Yanovska, a former concentration camp in Lviv, was among the locations of horror during the German occupation of Eastern Europe. Nevertheless, this place is largely unknown. What would be the benefit if we knew more about it? And what is needed to happen, so we can learn something from Yanovska?
In the old Jewish quarter of medieval Lviv (Lwow in Polish, Lemberg in German), you can see strange signs on the doorposts. Notches on the right door frame, approximately at shoulder height, which are inclined inwardly in the direction of the person entering the house. Here was a Jewish house blessing attached – a mezuzah.
August 2012. I’ve been wanting for a long time to visit Vizhnitz – Vyzhnytsia in Ukrainian. Maybe because it was the equivalent of the middle-class and assimilated Chernivtsi (Czernowitz) Jewery once. Vizhnitz was a stronghold of Hasidism, of Jewish mysticism and Judaism for the poor. Can you still feel some of it today? Yes, if you manage to find the Jewish cemetery.

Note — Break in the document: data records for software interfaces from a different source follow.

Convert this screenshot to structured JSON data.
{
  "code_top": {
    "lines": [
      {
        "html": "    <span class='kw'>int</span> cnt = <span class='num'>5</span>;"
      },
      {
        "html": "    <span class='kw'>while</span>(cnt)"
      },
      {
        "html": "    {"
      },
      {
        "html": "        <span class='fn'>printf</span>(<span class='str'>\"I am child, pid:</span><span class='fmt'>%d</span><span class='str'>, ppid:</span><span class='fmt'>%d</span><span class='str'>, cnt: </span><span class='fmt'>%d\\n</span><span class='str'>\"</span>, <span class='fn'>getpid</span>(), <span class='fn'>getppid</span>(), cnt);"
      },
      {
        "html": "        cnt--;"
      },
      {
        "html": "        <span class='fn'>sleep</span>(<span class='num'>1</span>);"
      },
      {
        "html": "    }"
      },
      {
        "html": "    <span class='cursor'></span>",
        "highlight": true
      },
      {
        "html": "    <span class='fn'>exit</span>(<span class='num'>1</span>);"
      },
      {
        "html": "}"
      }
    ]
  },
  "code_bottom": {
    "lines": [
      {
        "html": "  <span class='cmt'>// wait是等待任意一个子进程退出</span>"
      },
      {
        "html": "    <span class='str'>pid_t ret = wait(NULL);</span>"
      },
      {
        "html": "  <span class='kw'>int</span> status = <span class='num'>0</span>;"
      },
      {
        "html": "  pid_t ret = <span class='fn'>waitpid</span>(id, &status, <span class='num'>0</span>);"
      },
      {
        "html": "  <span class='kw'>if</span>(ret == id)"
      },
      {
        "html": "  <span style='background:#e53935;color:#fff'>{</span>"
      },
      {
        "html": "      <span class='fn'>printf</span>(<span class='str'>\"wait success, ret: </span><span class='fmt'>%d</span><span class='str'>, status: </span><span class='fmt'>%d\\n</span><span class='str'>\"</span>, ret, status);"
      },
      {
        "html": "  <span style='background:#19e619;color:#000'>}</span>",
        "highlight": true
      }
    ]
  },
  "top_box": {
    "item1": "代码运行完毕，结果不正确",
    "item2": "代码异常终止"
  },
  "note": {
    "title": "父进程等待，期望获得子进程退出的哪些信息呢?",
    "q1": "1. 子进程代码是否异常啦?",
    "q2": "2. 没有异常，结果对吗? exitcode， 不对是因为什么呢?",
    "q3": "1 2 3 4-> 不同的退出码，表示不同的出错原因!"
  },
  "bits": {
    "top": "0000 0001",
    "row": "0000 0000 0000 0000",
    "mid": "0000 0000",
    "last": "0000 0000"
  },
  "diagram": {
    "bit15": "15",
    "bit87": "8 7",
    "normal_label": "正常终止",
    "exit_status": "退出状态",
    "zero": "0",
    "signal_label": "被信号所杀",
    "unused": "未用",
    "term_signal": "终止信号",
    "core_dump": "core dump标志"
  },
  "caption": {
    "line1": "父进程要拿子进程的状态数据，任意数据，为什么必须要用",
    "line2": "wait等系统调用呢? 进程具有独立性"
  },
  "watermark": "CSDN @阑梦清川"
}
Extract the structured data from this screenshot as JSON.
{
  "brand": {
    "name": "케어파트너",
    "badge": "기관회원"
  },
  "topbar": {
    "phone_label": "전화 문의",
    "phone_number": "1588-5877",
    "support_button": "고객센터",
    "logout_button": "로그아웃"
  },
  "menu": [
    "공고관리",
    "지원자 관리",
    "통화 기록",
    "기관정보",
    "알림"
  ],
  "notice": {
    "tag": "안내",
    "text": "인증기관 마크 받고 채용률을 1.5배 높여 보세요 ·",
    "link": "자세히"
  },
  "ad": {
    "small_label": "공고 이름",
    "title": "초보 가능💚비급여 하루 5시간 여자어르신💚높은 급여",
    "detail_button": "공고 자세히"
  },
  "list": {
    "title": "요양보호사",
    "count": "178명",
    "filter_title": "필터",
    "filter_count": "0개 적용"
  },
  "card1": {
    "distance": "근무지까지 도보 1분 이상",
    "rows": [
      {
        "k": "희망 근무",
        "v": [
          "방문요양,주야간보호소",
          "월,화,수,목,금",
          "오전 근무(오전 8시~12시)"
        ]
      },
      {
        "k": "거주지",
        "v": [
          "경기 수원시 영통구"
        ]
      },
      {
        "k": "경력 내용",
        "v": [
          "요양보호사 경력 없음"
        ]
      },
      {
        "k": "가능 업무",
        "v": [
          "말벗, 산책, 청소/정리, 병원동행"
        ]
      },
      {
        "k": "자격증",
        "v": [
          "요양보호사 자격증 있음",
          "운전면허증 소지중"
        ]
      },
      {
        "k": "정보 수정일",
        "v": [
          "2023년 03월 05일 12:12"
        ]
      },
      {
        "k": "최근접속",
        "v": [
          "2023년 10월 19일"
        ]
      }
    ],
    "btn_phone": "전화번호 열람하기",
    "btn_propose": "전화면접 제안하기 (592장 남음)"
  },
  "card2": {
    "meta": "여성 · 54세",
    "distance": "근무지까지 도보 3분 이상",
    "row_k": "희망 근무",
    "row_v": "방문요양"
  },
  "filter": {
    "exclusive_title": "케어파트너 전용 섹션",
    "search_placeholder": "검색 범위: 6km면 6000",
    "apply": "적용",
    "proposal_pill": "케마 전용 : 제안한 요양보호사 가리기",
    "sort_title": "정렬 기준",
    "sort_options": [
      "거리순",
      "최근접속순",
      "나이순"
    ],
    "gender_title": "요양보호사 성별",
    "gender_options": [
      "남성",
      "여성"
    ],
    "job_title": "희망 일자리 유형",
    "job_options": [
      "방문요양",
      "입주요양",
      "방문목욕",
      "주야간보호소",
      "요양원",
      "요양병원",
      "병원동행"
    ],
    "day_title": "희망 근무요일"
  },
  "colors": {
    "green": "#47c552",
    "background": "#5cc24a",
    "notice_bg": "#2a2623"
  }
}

Chernivtsi, former Czernowitz, in western Ukraine in August 2012. For the last five years, volunteer organizations have been engaged in the maintenance of the Jewish cemetery. Young people from the whole world remove vines and undergrowth in an attempt to make the cemetery accessible each summer. It is hard physical work but it is possible to learn and experience much.